getmorefigures.php?uid=PMC4402127&req=5

ppul23172-fig-0001: Forced Vital Capacity [FVC], in liters (A); Peak Expiratory Flow [PEF], in liters/minute (B); percent predicted FVC (C); and percent predicted PEF (D) for patients with PFTs fulfilling the modified ATS criteria. Data are mean ± SD. N = 2–17 per data point. For reference, the horizontal lines depict 100% (solid) and 50% (dotted) of predicted FVC and PEF.
Mentions: In order to maximize data integrity, modified ATS guidelines for acceptability of spirometry (Table 1) were used to determine acceptability. From the 131 PFTs collected across all age groups, 81 PFTs (61.8%) from 44 patients were considered acceptable. The 6–16 year‐old subjects performed acceptable spirometry 63.7% of the time, compared to only 55.2% for the subjects over 16 years of age. Both FVC (L) and PEF (L/min) changed in three phases with increasing age. Up to approximately 10 years of age, subjects showed a nearly linear increase in FVC (Fig. 1A) and PEF (Fig. 1B), followed by a period of relative stabilization through 18 years, after which there was a rapid decline. However, FVC% (Fig. 1C) and PEF% (Fig. 1D) declined almost linearly from the 6–8 years of age cohort through the 20–22 years of age cohort.

View Article: PubMed Central - PubMed

ABSTRACT

Pediatr pulmonol. 2015; 50:487–494.: Decline in pulmonary function in Duchenne Muscular Dystrophy (DMD) contributes to significant morbidity and reduced longevity. Spirometry is a widely used and fairly easily performed technique to assess lung function, and in particular lung volume; however, the acceptability criteria from the American Thoracic Society (ATS) may be overly restrictive and inappropriate for patients with neuromuscular disease.
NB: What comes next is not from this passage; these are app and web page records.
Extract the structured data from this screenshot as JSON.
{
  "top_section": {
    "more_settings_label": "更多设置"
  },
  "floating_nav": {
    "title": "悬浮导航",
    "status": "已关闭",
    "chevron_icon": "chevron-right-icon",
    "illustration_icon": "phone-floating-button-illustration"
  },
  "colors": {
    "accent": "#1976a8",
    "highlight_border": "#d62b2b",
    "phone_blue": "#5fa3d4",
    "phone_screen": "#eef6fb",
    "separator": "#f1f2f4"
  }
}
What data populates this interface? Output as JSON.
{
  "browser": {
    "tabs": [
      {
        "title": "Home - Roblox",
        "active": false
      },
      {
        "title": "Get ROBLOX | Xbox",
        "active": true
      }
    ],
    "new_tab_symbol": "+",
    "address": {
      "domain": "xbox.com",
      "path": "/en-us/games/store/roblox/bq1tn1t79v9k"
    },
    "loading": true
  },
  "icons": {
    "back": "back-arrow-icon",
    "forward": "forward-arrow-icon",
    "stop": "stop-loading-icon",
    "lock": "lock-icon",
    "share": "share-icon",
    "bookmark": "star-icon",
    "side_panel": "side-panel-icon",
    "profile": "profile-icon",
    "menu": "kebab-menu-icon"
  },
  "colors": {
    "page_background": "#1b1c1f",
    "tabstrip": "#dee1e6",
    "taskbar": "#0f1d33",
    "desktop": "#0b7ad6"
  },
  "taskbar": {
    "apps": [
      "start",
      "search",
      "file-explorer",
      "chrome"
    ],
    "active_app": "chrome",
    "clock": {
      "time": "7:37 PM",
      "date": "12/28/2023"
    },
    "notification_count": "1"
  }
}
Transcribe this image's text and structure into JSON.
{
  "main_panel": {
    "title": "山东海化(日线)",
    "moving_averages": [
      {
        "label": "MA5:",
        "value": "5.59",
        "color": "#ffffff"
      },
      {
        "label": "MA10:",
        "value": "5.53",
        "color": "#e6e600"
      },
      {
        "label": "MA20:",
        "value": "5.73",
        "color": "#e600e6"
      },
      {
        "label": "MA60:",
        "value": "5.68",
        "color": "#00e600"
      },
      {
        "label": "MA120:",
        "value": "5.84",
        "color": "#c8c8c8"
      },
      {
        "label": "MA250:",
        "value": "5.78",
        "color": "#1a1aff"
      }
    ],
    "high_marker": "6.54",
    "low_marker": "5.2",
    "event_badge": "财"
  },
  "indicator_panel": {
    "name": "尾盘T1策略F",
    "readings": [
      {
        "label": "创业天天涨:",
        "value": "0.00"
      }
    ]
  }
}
We examined prospective spirometry data (Forced Vital Capacity [FVC] and peak expiratory flow [PEF]) from 60 DMD patients enrolled in a natural history cohort study (median age 10.3 years, range 5–24 years). Expiratory flow‐volume curves were examined by a pulmonologist and the data were evaluated for acceptability using ATS criteria modified based on the capabilities of patients with neuromuscular disease. Data were then analyzed for change with age, ambulation status, and glucocorticoid use. At least one acceptable study was obtained in 44 subjects (73%), and 81 of the 131 studies (62%) were acceptable. The FVC and PEF showed similar relative changes in absolute values with increasing age, i.e., an increase through 10 years, relative stabilization from 10–18 years, and then a decrease at an older age. The percent predicted, FVC and PEF showed a near linear decline of approximately 5% points/year from ages 5 to 24. Surprisingly, no difference was observed in FVC or PEF by ambulation or steroid treatment. Acceptable spirometry can be performed on DMD patients over a broad range of ages. Using modified ATS criteria, curated spirometry data, excluding technically unacceptable data, may provide a more reliable means of determining change in lung function over time. © 2015 Wiley Periodicals, Inc.

No MeSH data available.